[Collection entries]
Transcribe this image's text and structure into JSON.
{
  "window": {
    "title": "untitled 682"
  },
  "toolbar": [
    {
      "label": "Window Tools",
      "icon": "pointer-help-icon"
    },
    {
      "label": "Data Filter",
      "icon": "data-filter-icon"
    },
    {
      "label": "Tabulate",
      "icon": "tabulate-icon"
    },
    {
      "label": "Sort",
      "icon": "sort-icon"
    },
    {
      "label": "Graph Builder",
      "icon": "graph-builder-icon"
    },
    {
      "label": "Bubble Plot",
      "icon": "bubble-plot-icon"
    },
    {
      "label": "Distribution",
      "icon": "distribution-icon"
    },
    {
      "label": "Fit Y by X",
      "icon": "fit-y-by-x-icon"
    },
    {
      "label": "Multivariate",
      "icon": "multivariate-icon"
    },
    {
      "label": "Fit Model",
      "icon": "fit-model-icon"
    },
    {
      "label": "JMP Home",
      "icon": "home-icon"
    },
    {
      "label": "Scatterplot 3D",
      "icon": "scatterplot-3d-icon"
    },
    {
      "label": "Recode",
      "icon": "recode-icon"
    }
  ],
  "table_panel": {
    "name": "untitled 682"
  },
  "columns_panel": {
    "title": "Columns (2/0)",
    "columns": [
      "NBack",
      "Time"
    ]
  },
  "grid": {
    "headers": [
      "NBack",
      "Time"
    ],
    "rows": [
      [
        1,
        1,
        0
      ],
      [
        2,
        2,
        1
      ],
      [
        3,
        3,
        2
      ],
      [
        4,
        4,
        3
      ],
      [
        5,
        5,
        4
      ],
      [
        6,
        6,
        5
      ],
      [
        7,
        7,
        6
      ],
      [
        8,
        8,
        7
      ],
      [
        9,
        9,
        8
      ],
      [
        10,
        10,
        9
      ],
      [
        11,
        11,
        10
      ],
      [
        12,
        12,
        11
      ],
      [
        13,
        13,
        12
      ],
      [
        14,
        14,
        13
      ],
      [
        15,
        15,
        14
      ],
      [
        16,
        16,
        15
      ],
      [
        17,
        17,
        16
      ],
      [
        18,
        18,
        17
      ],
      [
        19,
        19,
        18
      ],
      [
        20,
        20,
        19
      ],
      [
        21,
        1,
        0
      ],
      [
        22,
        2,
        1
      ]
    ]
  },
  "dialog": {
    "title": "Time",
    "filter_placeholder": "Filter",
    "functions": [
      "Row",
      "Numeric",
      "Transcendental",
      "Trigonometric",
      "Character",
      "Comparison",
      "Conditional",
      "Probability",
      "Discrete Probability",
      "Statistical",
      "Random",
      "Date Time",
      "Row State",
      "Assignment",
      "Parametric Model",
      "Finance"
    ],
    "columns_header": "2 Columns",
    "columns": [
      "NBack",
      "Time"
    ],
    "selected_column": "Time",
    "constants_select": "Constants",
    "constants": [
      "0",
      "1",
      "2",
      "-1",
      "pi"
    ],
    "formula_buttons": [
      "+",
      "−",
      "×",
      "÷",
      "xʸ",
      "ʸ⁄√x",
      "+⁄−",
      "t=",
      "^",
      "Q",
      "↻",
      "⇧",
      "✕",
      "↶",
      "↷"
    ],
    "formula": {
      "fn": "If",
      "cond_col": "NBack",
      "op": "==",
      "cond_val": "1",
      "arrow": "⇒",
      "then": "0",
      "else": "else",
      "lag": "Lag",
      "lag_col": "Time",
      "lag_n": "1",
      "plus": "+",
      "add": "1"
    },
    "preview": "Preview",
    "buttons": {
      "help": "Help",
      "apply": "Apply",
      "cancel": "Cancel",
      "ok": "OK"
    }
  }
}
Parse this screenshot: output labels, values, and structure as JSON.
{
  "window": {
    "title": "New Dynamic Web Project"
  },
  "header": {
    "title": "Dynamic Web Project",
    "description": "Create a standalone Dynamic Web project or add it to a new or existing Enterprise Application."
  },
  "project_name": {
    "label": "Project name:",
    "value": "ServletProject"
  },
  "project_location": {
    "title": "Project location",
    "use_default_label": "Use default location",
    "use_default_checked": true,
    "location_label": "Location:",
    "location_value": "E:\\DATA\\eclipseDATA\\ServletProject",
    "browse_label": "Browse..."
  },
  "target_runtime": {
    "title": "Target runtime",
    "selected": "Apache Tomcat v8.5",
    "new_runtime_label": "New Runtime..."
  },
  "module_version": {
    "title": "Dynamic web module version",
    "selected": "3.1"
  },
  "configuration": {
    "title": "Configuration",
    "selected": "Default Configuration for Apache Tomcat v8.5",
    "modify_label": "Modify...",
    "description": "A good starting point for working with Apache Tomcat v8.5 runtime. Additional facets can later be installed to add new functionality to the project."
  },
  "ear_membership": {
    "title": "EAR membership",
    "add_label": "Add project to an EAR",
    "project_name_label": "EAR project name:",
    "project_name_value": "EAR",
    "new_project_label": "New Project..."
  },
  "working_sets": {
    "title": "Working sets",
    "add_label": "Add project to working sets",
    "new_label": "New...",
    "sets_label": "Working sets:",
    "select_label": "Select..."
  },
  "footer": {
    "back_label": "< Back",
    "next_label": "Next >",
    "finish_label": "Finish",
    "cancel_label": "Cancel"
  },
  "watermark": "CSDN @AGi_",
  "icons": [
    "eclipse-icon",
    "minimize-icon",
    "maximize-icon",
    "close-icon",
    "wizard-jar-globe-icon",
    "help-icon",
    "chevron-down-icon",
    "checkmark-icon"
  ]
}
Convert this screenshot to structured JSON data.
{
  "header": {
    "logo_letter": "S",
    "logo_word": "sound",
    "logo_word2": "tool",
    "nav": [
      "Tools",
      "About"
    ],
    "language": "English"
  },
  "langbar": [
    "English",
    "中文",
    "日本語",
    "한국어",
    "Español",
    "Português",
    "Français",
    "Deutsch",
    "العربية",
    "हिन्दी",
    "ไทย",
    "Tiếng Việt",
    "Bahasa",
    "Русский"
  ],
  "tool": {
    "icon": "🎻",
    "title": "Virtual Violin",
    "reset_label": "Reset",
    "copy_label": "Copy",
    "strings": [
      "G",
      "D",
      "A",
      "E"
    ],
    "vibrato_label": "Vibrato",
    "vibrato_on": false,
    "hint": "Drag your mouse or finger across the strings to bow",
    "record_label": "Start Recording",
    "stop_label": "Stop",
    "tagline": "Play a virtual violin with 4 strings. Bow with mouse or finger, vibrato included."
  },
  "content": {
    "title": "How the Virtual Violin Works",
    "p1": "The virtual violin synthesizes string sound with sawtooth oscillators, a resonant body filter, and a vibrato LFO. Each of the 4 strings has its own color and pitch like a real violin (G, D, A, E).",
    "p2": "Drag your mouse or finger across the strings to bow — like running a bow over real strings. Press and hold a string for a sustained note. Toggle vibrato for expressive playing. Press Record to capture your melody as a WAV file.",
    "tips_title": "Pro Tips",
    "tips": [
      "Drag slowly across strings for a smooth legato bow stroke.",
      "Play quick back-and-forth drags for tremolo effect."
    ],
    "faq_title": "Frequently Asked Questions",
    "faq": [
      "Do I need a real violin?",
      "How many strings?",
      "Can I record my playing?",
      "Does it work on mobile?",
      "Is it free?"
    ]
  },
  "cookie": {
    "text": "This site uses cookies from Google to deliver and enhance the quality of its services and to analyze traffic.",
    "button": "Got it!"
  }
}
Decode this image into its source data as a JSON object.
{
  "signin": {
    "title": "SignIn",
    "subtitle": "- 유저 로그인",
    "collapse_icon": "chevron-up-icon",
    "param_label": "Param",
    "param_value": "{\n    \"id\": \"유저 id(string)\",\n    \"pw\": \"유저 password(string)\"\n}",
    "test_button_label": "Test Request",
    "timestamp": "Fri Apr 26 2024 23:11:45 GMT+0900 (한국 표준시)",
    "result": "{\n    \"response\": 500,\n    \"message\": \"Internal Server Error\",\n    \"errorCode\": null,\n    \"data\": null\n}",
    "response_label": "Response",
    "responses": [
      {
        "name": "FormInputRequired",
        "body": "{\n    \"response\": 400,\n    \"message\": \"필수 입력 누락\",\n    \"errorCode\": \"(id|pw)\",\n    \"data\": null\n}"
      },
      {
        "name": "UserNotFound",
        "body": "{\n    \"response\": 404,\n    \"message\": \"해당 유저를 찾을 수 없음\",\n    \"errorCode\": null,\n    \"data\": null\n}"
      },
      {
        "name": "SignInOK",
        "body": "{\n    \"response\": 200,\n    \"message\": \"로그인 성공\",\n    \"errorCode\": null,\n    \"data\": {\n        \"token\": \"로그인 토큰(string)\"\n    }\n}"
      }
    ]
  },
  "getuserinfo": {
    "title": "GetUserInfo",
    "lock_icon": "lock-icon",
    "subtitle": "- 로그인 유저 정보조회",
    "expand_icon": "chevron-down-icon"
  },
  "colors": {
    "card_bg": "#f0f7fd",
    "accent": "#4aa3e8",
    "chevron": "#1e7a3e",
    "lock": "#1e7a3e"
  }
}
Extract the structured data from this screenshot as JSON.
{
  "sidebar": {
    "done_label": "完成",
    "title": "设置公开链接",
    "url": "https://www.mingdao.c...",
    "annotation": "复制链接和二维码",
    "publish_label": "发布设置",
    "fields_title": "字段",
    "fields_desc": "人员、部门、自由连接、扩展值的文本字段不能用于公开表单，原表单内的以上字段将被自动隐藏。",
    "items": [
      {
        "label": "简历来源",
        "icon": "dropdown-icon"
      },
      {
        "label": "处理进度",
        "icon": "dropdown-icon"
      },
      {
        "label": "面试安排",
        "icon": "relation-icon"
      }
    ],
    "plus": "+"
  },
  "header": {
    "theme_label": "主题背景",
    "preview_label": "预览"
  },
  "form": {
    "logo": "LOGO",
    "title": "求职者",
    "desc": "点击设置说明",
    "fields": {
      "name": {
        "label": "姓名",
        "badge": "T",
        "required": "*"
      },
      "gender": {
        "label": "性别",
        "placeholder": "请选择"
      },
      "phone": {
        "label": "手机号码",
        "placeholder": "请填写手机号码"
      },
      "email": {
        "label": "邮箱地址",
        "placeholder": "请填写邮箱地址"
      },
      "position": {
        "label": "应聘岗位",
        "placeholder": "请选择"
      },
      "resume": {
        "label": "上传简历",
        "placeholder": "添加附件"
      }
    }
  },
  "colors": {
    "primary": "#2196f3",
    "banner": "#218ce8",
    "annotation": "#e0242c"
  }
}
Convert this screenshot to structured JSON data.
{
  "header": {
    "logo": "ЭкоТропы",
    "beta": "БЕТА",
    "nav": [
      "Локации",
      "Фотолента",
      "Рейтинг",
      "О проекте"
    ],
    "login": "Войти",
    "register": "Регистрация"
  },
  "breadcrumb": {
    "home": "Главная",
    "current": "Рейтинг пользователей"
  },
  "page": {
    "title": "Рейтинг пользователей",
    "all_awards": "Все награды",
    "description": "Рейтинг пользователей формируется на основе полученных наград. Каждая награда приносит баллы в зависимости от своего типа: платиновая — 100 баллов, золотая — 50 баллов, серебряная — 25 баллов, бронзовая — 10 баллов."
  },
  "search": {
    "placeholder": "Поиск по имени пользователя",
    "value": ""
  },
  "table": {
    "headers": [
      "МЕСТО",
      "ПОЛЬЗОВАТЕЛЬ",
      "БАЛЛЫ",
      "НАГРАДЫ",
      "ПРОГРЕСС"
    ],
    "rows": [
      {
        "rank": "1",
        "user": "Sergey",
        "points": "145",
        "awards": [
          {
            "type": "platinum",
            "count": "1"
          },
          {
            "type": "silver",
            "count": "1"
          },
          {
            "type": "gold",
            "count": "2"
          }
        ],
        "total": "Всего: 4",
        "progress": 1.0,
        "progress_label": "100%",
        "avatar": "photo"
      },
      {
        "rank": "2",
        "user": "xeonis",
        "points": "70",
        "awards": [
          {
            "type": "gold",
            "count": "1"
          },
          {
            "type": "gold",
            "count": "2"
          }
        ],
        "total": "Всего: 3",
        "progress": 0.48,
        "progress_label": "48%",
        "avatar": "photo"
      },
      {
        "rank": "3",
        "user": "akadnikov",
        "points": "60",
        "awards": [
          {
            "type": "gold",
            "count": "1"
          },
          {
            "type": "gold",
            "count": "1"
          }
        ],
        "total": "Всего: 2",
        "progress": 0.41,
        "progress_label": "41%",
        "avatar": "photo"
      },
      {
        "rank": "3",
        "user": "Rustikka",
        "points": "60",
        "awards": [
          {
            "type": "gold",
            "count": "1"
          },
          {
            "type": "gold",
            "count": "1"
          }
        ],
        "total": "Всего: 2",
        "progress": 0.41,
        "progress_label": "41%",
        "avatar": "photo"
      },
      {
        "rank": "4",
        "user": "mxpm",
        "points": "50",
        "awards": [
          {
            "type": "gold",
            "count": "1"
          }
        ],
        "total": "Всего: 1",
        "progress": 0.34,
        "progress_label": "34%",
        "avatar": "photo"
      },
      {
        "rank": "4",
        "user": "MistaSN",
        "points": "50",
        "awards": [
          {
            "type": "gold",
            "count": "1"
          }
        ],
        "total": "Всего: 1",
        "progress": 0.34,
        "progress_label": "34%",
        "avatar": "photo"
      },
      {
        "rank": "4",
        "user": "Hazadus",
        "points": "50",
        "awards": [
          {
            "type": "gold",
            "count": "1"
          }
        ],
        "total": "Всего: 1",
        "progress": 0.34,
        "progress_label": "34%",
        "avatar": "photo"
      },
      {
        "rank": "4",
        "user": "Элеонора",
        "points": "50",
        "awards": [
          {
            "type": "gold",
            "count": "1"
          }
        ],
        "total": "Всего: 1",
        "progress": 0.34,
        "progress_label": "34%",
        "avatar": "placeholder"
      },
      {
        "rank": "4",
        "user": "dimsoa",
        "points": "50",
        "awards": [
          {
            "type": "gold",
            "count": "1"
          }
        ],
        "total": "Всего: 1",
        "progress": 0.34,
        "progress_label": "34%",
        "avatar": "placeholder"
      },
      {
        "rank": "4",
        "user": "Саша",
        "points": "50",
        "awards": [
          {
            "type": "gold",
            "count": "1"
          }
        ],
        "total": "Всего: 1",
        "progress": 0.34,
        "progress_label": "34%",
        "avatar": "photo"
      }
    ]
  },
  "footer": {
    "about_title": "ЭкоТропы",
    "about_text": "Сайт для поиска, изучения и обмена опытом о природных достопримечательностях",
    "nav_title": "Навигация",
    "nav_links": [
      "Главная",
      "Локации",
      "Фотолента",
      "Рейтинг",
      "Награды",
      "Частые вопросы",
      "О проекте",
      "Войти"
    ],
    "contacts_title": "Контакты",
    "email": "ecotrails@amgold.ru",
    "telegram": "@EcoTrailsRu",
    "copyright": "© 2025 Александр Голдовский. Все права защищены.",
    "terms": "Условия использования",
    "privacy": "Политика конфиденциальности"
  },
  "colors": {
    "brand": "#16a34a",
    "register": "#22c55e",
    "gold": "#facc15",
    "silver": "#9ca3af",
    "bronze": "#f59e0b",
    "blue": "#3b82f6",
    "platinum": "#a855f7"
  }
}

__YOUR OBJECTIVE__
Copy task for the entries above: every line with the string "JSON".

__OUTPUT OF THE EXERCISE__
Transcribe this image's text and structure into JSON.
Parse this screenshot: output labels, values, and structure as JSON.
Convert this screenshot to structured JSON data.
Decode this image into its source data as a JSON object.
Extract the structured data from this screenshot as JSON.
Convert this screenshot to structured JSON data.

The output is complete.